“Processes like these are traditionally very labour intensive, so from a budgetary perspective it’s understandable why organisations pursue this route. It can also improve safety while reducing the chance of human operating error, risk of thefts, as well as the need to address wage inflation.
“What is often misunderstood is how robotics can assist humans in doing their jobs better – barcode scanning for example, reduces human error, providing huge cost savings to a business.
“In reality, organisations automate their supply chain to improve cost efficiencies. This might be to address issues with skills and labour shortages or align budgets – it is not always at the expense of people.”
“Ultimately, we are likely to see an evolution of roles and responsibilities. For instance, machinery will need to be maintained and this could result in retraining and reskilling staff to fulfil this.

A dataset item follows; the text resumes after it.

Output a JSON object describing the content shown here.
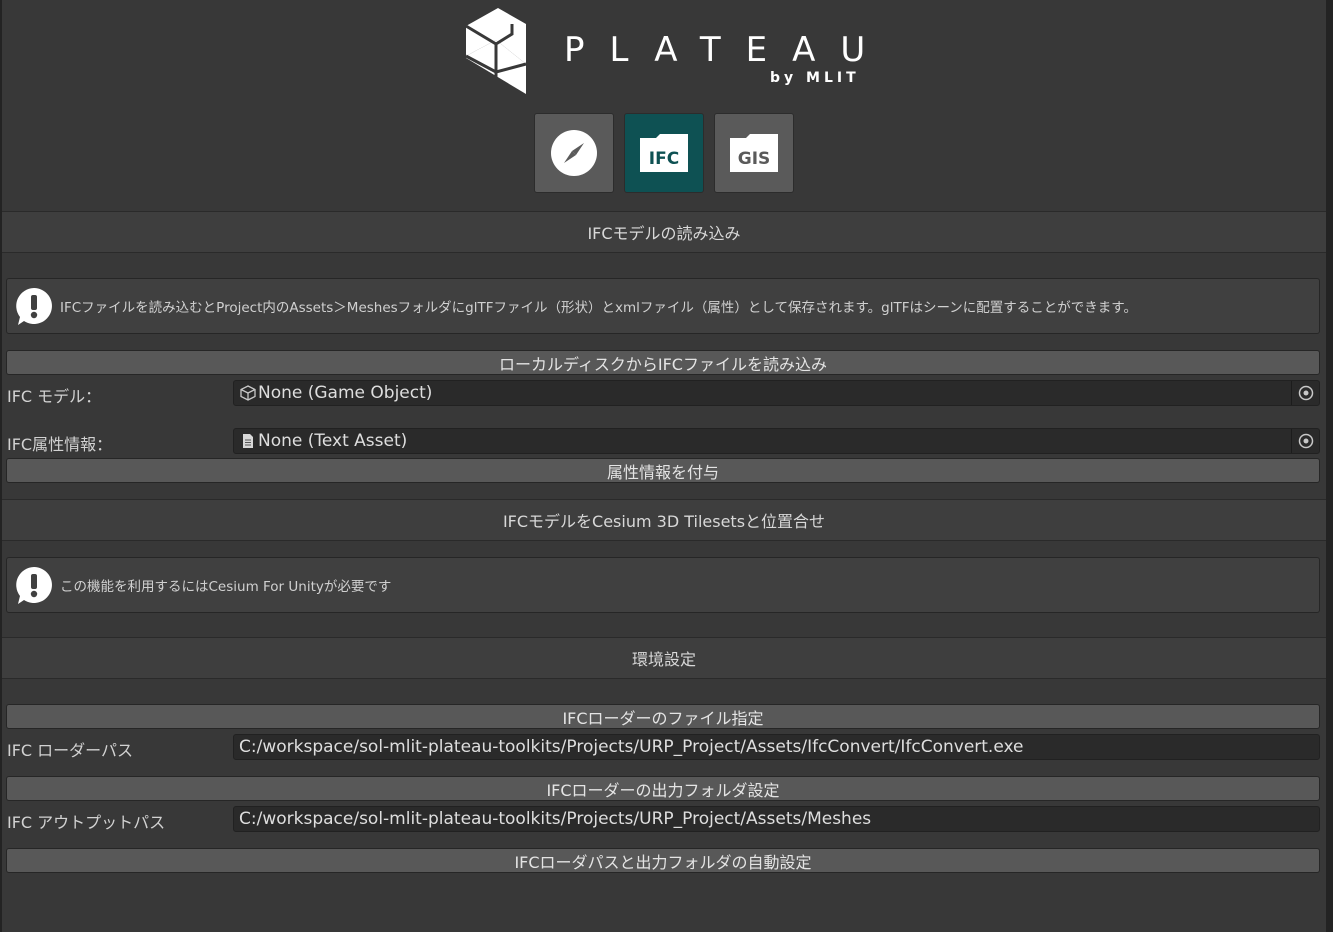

“Also, in the event of an error occurring during the production line, humans need to be on hand to address it. As we get better at analysing operational effectiveness, it will become clear that organisations will need to strive for a balance between automation and human involvement across their supply chain – there is no one size fits all.”